SAMSON ConnectEdit

SAMSON, SAMSON Elements and the SAMSON Software Development Kit are distributed via the SAMSON Connect website.[3] The site acts as a repository for the SAMSON Elements being uploaded by developers, and users of SAMSON choose and add Elements from SAMSON Connect.

See alsoEdit


  1. ^ "Terms of use". SAMSON Connect. Retrieved 2020-05-30.
  2. ^ NANO-D - INRIA
  3. ^ a b SAMSON Connect
  4. ^ SAMSON 0.7.0 is available - Macs in Chemistry
  5. ^ RDKit in SAMSON - Macs in Chemistry
  6. ^ Vaucher, Alain C.; Reiher, Markus (2016). "Molecular Propensity as a Driver for Explorative Reactivity Studies". Journal of Chemical Information and Modeling. 56 (8): 1470–1478. arXiv:1604.06748. doi:10.1021/acs.jcim.6b00264. PMID 27447367. S2CID 3549945.
  7. ^ Vaucher, Alain C.; Reiher, Markus (2017). "Steering Orbital Optimization out of Local Minima and Saddle Points Toward Lower Energy". Journal of Chemical Theory and Computation. 13 (3): 1219–1228. arXiv:1701.00128. doi:10.1021/acs.jctc.7b00011. PMID 28207264. S2CID 4406796.

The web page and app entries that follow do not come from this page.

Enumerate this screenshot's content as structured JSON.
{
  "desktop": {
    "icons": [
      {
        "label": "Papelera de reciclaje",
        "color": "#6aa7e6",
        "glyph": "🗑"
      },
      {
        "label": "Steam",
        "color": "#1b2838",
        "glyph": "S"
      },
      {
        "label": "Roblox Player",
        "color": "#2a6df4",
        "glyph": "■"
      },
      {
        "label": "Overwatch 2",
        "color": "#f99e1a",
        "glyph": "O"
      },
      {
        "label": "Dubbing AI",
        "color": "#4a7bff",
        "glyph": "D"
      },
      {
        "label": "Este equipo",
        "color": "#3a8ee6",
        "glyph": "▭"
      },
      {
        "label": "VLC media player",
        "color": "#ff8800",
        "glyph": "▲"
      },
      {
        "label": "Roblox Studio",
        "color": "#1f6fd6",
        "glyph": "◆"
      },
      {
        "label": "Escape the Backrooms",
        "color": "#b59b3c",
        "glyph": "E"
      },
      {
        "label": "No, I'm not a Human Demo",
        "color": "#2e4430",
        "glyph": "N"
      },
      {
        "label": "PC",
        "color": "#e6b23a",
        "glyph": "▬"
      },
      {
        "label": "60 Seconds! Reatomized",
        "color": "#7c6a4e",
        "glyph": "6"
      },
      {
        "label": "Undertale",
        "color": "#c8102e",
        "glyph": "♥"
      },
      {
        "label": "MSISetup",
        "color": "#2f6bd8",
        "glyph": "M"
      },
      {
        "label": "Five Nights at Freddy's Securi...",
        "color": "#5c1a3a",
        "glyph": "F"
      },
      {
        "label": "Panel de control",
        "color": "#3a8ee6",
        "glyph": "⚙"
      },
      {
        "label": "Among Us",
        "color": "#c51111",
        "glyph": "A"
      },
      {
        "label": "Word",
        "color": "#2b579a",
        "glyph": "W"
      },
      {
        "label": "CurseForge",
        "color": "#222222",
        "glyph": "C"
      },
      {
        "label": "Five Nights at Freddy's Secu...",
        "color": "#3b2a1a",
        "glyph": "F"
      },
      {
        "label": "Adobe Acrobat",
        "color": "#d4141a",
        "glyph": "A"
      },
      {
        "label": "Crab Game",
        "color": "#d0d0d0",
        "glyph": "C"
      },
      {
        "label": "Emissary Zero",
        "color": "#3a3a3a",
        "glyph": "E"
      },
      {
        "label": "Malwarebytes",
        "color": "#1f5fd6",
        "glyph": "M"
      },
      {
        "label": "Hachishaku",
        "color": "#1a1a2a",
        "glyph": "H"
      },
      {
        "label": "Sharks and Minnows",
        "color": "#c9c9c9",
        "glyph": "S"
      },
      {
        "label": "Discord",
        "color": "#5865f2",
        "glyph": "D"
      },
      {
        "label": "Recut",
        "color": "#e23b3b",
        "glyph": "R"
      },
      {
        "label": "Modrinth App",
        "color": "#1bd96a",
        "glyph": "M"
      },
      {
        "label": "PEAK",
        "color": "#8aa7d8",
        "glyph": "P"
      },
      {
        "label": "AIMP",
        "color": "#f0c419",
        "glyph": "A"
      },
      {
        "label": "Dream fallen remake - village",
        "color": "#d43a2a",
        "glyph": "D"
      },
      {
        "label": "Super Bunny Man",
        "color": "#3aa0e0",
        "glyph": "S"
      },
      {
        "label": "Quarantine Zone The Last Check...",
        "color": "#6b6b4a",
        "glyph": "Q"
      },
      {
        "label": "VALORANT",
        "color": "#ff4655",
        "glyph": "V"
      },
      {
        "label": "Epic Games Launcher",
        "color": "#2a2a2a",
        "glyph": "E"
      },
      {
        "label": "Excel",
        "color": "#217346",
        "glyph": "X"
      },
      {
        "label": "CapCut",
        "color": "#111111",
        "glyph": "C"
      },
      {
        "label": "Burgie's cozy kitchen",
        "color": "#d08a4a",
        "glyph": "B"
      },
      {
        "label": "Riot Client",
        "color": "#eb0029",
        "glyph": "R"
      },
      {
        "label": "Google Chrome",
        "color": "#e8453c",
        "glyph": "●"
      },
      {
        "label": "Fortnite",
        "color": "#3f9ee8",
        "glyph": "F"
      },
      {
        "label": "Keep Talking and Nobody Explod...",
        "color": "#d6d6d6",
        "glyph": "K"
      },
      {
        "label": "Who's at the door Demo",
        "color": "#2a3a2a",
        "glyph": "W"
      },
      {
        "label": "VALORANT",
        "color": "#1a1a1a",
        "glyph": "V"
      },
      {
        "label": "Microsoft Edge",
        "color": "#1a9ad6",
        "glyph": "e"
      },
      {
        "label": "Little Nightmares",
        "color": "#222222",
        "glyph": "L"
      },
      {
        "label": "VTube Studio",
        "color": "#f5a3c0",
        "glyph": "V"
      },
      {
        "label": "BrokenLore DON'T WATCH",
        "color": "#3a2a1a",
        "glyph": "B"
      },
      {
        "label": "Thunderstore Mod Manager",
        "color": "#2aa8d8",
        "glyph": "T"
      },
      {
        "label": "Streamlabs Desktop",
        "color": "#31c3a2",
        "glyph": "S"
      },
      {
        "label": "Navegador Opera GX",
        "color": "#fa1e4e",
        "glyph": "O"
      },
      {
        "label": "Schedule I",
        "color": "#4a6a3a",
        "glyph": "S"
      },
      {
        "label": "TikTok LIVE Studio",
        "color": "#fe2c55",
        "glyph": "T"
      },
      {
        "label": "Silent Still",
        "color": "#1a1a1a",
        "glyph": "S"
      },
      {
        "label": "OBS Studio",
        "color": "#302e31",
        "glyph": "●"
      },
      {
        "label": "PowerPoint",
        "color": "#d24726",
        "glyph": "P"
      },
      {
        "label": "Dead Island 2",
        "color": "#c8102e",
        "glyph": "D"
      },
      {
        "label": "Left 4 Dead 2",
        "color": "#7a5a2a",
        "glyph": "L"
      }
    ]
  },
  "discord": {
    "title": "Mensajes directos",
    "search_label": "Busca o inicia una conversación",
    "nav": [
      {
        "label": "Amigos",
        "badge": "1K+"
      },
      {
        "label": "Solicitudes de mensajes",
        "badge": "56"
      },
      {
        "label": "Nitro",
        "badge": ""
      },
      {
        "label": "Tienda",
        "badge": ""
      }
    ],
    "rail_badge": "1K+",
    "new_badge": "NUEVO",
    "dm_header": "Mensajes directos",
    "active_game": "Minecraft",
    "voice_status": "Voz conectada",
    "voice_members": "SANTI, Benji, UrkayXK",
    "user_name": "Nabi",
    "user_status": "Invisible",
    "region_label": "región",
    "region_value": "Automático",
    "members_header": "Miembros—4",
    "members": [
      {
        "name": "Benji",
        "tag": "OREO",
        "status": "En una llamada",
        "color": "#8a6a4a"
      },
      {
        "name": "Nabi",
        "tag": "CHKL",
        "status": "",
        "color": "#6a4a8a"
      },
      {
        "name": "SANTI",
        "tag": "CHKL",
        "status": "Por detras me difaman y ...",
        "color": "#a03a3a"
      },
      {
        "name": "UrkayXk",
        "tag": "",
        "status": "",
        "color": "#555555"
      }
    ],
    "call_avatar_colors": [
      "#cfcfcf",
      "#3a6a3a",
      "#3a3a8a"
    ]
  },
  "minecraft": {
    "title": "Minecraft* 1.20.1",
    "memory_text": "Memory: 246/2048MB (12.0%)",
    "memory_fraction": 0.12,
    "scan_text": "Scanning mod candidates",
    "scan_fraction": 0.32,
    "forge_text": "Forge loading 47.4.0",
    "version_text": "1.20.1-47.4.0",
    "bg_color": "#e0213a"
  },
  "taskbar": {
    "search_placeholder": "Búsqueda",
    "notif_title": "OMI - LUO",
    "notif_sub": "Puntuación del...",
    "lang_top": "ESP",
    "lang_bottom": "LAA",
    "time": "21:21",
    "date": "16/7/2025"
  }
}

  8. ^ Miao, Haichao; De Llano, Elisa; Sorger, Johannes; Ahmadi, Yasaman; Kekic, Tadija; Isenberg, Tobias; Gröller, M. Eduard; Barišić, Ivan; Viola, Ivan (2017). "Multiscale Visualization and Scale-Adaptive Modification of DNA Nanostructures" (PDF). IEEE Transactions on Visualization and Computer Graphics. 24 (1): 1014–1024. doi:10.1109/TVCG.2017.2743981. PMID 28866510. S2CID 9479885.
  9. ^ Artemova, Svetlana; Redon, Stephane (2012). "Adaptively Restrained Particle Simulations". Physical Review Letters. 109 (19): 190201:1–5. Bibcode:2012PhRvL.109s0201A. doi:10.1103/PhysRevLett.109.190201. PMID 23215362.

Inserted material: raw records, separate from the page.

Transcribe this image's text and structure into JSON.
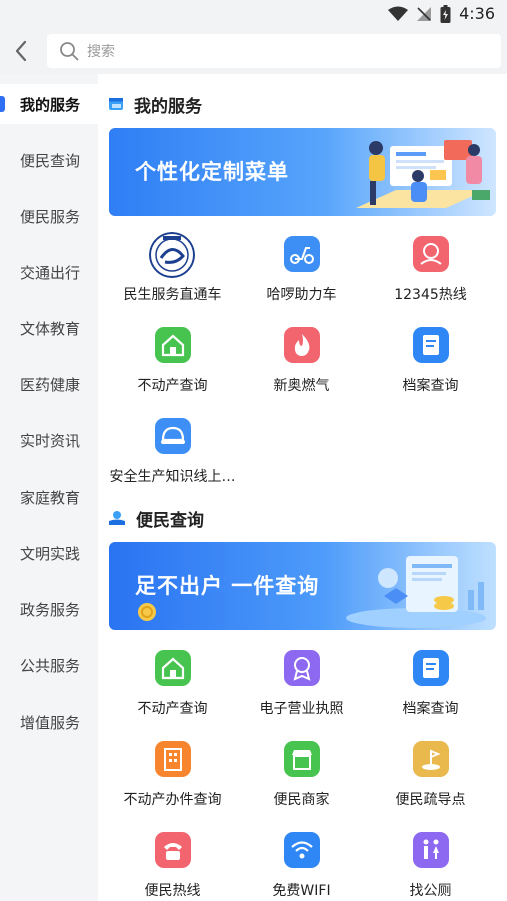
{
  "status_bar": {
    "time": "4:36"
  },
  "search": {
    "placeholder": "搜索"
  },
  "sidebar": {
    "items": [
      {
        "label": "我的服务"
      },
      {
        "label": "便民查询"
      },
      {
        "label": "便民服务"
      },
      {
        "label": "交通出行"
      },
      {
        "label": "文体教育"
      },
      {
        "label": "医药健康"
      },
      {
        "label": "实时资讯"
      },
      {
        "label": "家庭教育"
      },
      {
        "label": "文明实践"
      },
      {
        "label": "政务服务"
      },
      {
        "label": "公共服务"
      },
      {
        "label": "增值服务"
      }
    ]
  },
  "sections": [
    {
      "title": "我的服务",
      "banner_text": "个性化定制菜单",
      "items": [
        {
          "label": "民生服务直通车",
          "icon": "emblem-icon"
        },
        {
          "label": "哈啰助力车",
          "icon": "scooter-icon",
          "color": "#3d8ff5"
        },
        {
          "label": "12345热线",
          "icon": "user-hotline-icon",
          "color": "#f2656f"
        },
        {
          "label": "不动产查询",
          "icon": "house-icon",
          "color": "#47c34f"
        },
        {
          "label": "新奥燃气",
          "icon": "flame-icon",
          "color": "#f2656f"
        },
        {
          "label": "档案查询",
          "icon": "document-icon",
          "color": "#2f86f5"
        },
        {
          "label": "安全生产知识线上…",
          "icon": "helmet-icon",
          "color": "#3d8ff5"
        }
      ]
    },
    {
      "title": "便民查询",
      "banner_text": "足不出户  一件查询",
      "items": [
        {
          "label": "不动产查询",
          "icon": "house-icon",
          "color": "#47c34f"
        },
        {
          "label": "电子营业执照",
          "icon": "badge-icon",
          "color": "#8d69f1"
        },
        {
          "label": "档案查询",
          "icon": "document-icon",
          "color": "#2f86f5"
        },
        {
          "label": "不动产办件查询",
          "icon": "building-icon",
          "color": "#f7852d"
        },
        {
          "label": "便民商家",
          "icon": "store-icon",
          "color": "#47c34f"
        },
        {
          "label": "便民疏导点",
          "icon": "location-icon",
          "color": "#e9b94d"
        },
        {
          "label": "便民热线",
          "icon": "phone-icon",
          "color": "#f2656f"
        },
        {
          "label": "免费WIFI",
          "icon": "wifi-icon",
          "color": "#2f86f5"
        },
        {
          "label": "找公厕",
          "icon": "restroom-icon",
          "color": "#8d69f1"
        }
      ]
    }
  ]
}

  10. ^ Bosson, Mael; Grudinin, Sergei; Bouju, Xavier; Redon, Stephane (2012). "Interactive physically-based structural modeling of hydrocarbon systems". Journal of Computational Physics. 231 (6): 2581–2598. Bibcode:2012JCoPh.231.2581B. CiteSeerX doi:10.1016/
  11. ^ Bosson, Mael; Grudinin, Sergei; Redon, Stephane (2013). "Block-Adaptive Quantum Mechanics: An Adaptive Divide-and-Conquer Approach to Interactive Quantum Chemistry". Journal of Computational Chemistry. 34 (6): 492–504. doi:10.1002/jcc.23157. PMID 23108532. S2CID 2298570.